As Noam drove me around the city we spoke of the work I could do for Sderot. Noam was swamped and my assistance could help. One by one we passed homes — lovely, spacious homes — parts of which had been destroyed by the ‘homemade’ rockets.
I had seen bomb damaged homes in Gush Katif but was totally unprepared for the destruction caused by these highly advanced, powerful Kassams. ‘Homemade’ is part of the mythology of Arab resistance to ‘the occupation’. These rockets were not being made by elves in a primitive underground workshop. These precision-made rockets were coming from Iran via Egypt, and were more devastating than anything we had seen in Gush Katif.
The damage to property is bad enough. The damage to people is worse. They are in shock. They function at the lowest level, so traumatized from the constant attacks that their only concern is buying food and returning to their homes.
The ‘red alert’ warnings are most often heard in the early morning, late afternoon, and middle of the night. People have seconds to scurry to a shelter, if there is one nearby. The elderly and the infirm don’t bother making the effort.
“During the months of the so-called ceasefire” Noam explained, “the government made no response at all to the hundreds of attacks. It drove people crazy. You are willing to be brave when your government is fighting for you. But no response at all leaves you feeling helpless and abandoned.”
Noam showed me a school building with a concrete security roof. “But the roof covers only a third of the building” I exclaimed.
“In that school,” he replied, “only the first, second and third grades are protected. Children beg to be put back to third grade so they’ll be safe.”
Noam pointed to a huge concrete wall protecting one side of a school building. The other side is unprotected. The protected classrooms are dark and airless.
“A teacher,” Noam jokes, “asked the children why snails have shells. One child said the shells are protection against Kassam rockets.
On Jerusalem Day the homemade Western Wall was filled with notes begging G-d to stop the Kassam rockets.
During the math matriculation exam a ‘red alert’ sent students rushing to a shelter. Fear replaced concentration.”
Store after store had closed. A once vibrant town is shutting down. Fear keeps people from wandering outside.
I saw glass-fronted shops that had been renovated after a rocket attack had devastated an entire shopping center.

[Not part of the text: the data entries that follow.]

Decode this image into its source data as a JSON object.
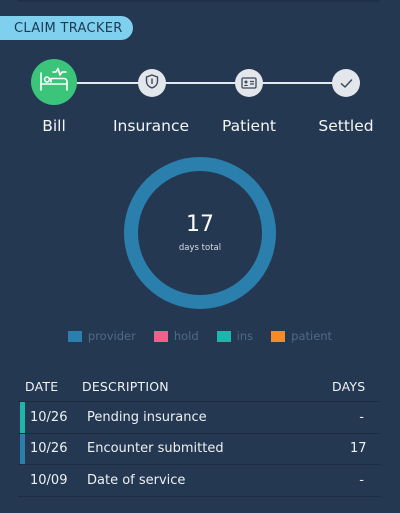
{
  "header": {
    "title": "CLAIM TRACKER"
  },
  "stepper": {
    "steps": [
      {
        "label": "Bill",
        "icon": "hospital-bed-icon",
        "state": "active"
      },
      {
        "label": "Insurance",
        "icon": "shield-icon",
        "state": "pending"
      },
      {
        "label": "Patient",
        "icon": "id-card-icon",
        "state": "pending"
      },
      {
        "label": "Settled",
        "icon": "checkmark-icon",
        "state": "pending"
      }
    ]
  },
  "summary": {
    "value": "17",
    "caption": "days total"
  },
  "chart_data": {
    "type": "pie",
    "categories": [
      "provider",
      "hold",
      "ins",
      "patient"
    ],
    "values": [
      17,
      0,
      0,
      0
    ],
    "colors": [
      "#2b7fac",
      "#f0608a",
      "#1fb5ad",
      "#f58b24"
    ],
    "legend": "bottom",
    "title": ""
  },
  "table": {
    "headers": {
      "date": "DATE",
      "description": "DESCRIPTION",
      "days": "DAYS"
    },
    "rows": [
      {
        "date": "10/26",
        "description": "Pending insurance",
        "days": "-",
        "marker": "#1fb5ad"
      },
      {
        "date": "10/26",
        "description": "Encounter submitted",
        "days": "17",
        "marker": "#2b7fac"
      },
      {
        "date": "10/09",
        "description": "Date of service",
        "days": "-",
        "marker": ""
      }
    ]
  },
  "colors": {
    "background": "#243852",
    "active_step": "#3ac57a",
    "header_pill": "#7fd0ee"
  }
}
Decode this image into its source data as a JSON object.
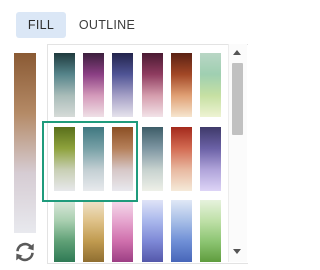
{
  "tabs": {
    "fill_label": "FILL",
    "outline_label": "OUTLINE"
  },
  "selected_tab": "fill",
  "icons": {
    "reset": "refresh-icon"
  },
  "colors": {
    "accent_selection": "#1f9b7c",
    "active_tab_bg": "#dbe7f6"
  },
  "preview_gradient": [
    "#8a5a34",
    "#b48a66",
    "#d6ccd3",
    "#e8e9ee"
  ],
  "gradients": [
    [
      [
        "#1f3a3d",
        "#55848a",
        "#a9bcb9",
        "#d6dbd8"
      ],
      [
        "#3c1f3d",
        "#8b3f84",
        "#d49aba",
        "#efe0e6"
      ],
      [
        "#23244c",
        "#4f5495",
        "#a5a0c6",
        "#e6e3ec"
      ],
      [
        "#4a1a32",
        "#8f3c60",
        "#d59dad",
        "#f2e3e8"
      ],
      [
        "#5a2113",
        "#a24726",
        "#e0a074",
        "#f6e6cf"
      ],
      [
        "#b9d6c5",
        "#9fcfb1",
        "#c6e0a3",
        "#eef3d3"
      ]
    ],
    [
      [
        "#596f1b",
        "#8ea23c",
        "#c8cfb4",
        "#e7e8eb"
      ],
      [
        "#3f7780",
        "#77a0a6",
        "#c3cfd3",
        "#e8eaed"
      ],
      [
        "#8b4f24",
        "#b5805a",
        "#d6c7c7",
        "#e9e9ee"
      ],
      [
        "#3d5d68",
        "#7e96a2",
        "#c7d2cf",
        "#eef0e8"
      ],
      [
        "#a3291c",
        "#d36b52",
        "#e8b9a1",
        "#f5ead9"
      ],
      [
        "#3f3a6a",
        "#6b61a6",
        "#b0a4da",
        "#ddd4f6"
      ]
    ],
    [
      [
        "#dce9dc",
        "#a9cfb0",
        "#5fa076",
        "#2f7a55"
      ],
      [
        "#efe4cc",
        "#dfc289",
        "#c09a4f",
        "#8f6e31"
      ],
      [
        "#f5dcec",
        "#e6a6cf",
        "#cf6fac",
        "#9c3f84"
      ],
      [
        "#dfe3f7",
        "#aab8ec",
        "#7d88d6",
        "#5458aa"
      ],
      [
        "#e0e8f6",
        "#a8bfe7",
        "#6f8fd6",
        "#4766b9"
      ],
      [
        "#e6f2dd",
        "#bfe0a8",
        "#8dc573",
        "#5f9c3e"
      ]
    ]
  ]
}
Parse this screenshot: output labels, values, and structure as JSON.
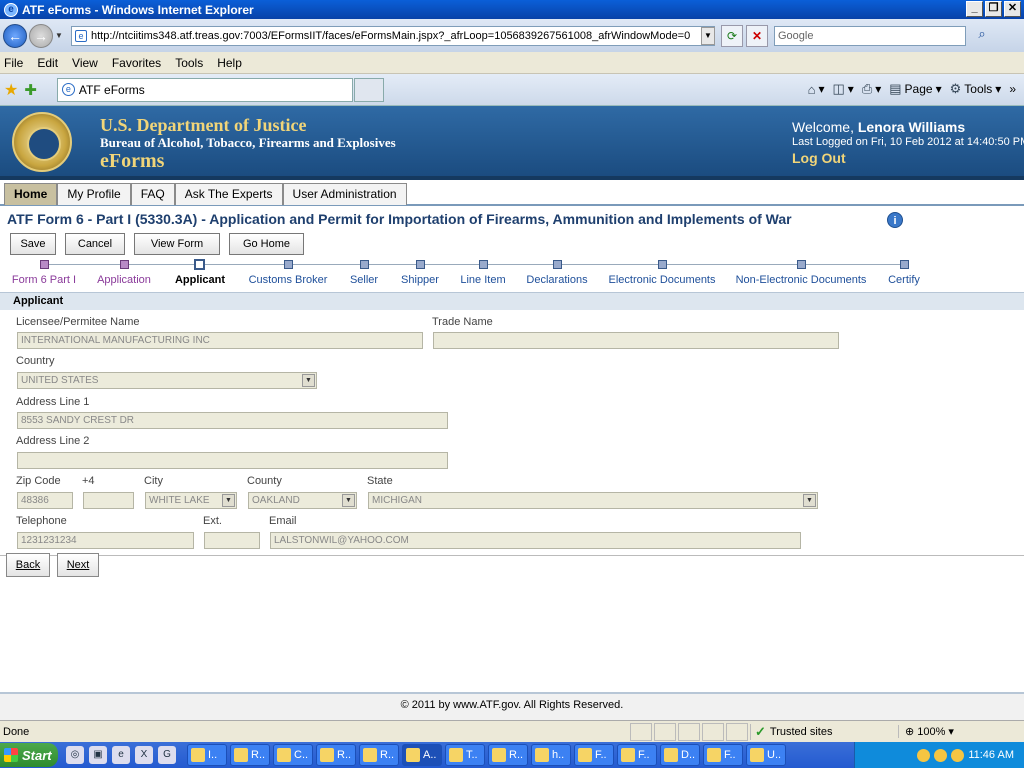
{
  "browser": {
    "title": "ATF eForms - Windows Internet Explorer",
    "url": "http://ntciitims348.atf.treas.gov:7003/EFormsIIT/faces/eFormsMain.jspx?_afrLoop=1056839267561008_afrWindowMode=0",
    "search_placeholder": "Google",
    "menu": [
      "File",
      "Edit",
      "View",
      "Favorites",
      "Tools",
      "Help"
    ],
    "tab_title": "ATF eForms",
    "cmd_page": "Page",
    "cmd_tools": "Tools",
    "status_text": "Done",
    "zone": "Trusted sites",
    "zoom": "100%"
  },
  "banner": {
    "department": "U.S. Department of Justice",
    "bureau": "Bureau of Alcohol, Tobacco, Firearms and Explosives",
    "app_name": "eForms",
    "welcome_prefix": "Welcome,",
    "user_name": "Lenora Williams",
    "last_logged": "Last Logged on Fri, 10 Feb 2012 at 14:40:50 PM",
    "logout": "Log Out"
  },
  "nav_tabs": [
    "Home",
    "My Profile",
    "FAQ",
    "Ask The Experts",
    "User Administration"
  ],
  "form_title": "ATF Form 6 - Part I (5330.3A) - Application and Permit for Importation of Firearms, Ammunition and Implements of War",
  "actions": {
    "save": "Save",
    "cancel": "Cancel",
    "view_form": "View Form",
    "go_home": "Go Home"
  },
  "train": [
    {
      "label": "Form 6 Part I",
      "state": "done"
    },
    {
      "label": "Application",
      "state": "done"
    },
    {
      "label": "Applicant",
      "state": "current"
    },
    {
      "label": "Customs Broker",
      "state": "todo"
    },
    {
      "label": "Seller",
      "state": "todo"
    },
    {
      "label": "Shipper",
      "state": "todo"
    },
    {
      "label": "Line Item",
      "state": "todo"
    },
    {
      "label": "Declarations",
      "state": "todo"
    },
    {
      "label": "Electronic Documents",
      "state": "todo"
    },
    {
      "label": "Non-Electronic Documents",
      "state": "todo"
    },
    {
      "label": "Certify",
      "state": "todo"
    }
  ],
  "section_title": "Applicant",
  "fields": {
    "licensee_label": "Licensee/Permitee Name",
    "licensee_value": "INTERNATIONAL MANUFACTURING INC",
    "trade_label": "Trade Name",
    "trade_value": "",
    "country_label": "Country",
    "country_value": "UNITED STATES",
    "addr1_label": "Address Line 1",
    "addr1_value": "8553 SANDY CREST DR",
    "addr2_label": "Address Line 2",
    "addr2_value": "",
    "zip_label": "Zip Code",
    "zip_value": "48386",
    "plus4_label": "+4",
    "plus4_value": "",
    "city_label": "City",
    "city_value": "WHITE LAKE",
    "county_label": "County",
    "county_value": "OAKLAND",
    "state_label": "State",
    "state_value": "MICHIGAN",
    "phone_label": "Telephone",
    "phone_value": "1231231234",
    "ext_label": "Ext.",
    "ext_value": "",
    "email_label": "Email",
    "email_value": "LALSTONWIL@YAHOO.COM"
  },
  "pager": {
    "back": "Back",
    "next": "Next"
  },
  "footer": "© 2011 by www.ATF.gov. All Rights Reserved.",
  "taskbar": {
    "start": "Start",
    "tasks": [
      "I..",
      "R..",
      "C..",
      "R..",
      "R..",
      "A..",
      "T..",
      "R..",
      "h..",
      "F..",
      "F..",
      "D..",
      "F..",
      "U.."
    ],
    "clock": "11:46 AM"
  }
}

“Why glass?” I asked a shop-owner.
“This glass is shatterproof” she replied.
“Do you believe it?”
“Do you have any customers?”
“I haven’t had a customer in three weeks. People don’t buy clothing. Just food. I’m going to have to close down soon.”
The community center has closed down. It has no protective roof. The mental health center is unprotected, making trauma victims even more fearful.
“Hi, Noam!” a young man called out. “Did you see the damage caused by the rocket that fell a half hour ago?”
We made our way to a dilapidated housing project. On the top floor of a four-storey building two elderly ladies, immigrants from the former Soviet Union, sat in shock, crutches and a walker propped against a nearby wall. Shards of glass, smashed crockery, splinters of wooden cabinets lay in a pool of water in their devastated kitchen, where the Kassam had exploded.
Walking up the narrow stairs in the crowded housing block gave me an opportunity to meet the residents. Each floor, each open doorway, each shattered apartment told a story of stoic people nearing the end of their patience.
Glass and debris-filled floors surrounded two infants in car seats perched on a shredded couch. One couple had put their cat, a beautiful red-furred animal, into a carryall to send to safety.
“How were two invalids supposed to run to safety?” cried one woman.
“Where is the government? Where is the army? Why are we abandoned?” shrieked a woman clutching a toddler to her breast.
Israel radio and television reported the attack, stating there were no injuries or damage. The damage was all too visible. The injuries no less so.
I had lived through rocket attacks for five years in Gush Katif. All I could do was hug the people of Sderot and promise to tell their story. Perhaps people living in their safe neighborhoods will come out and demonstrate and cry “No more!”
Please pray for the people of Sderot. They are your family.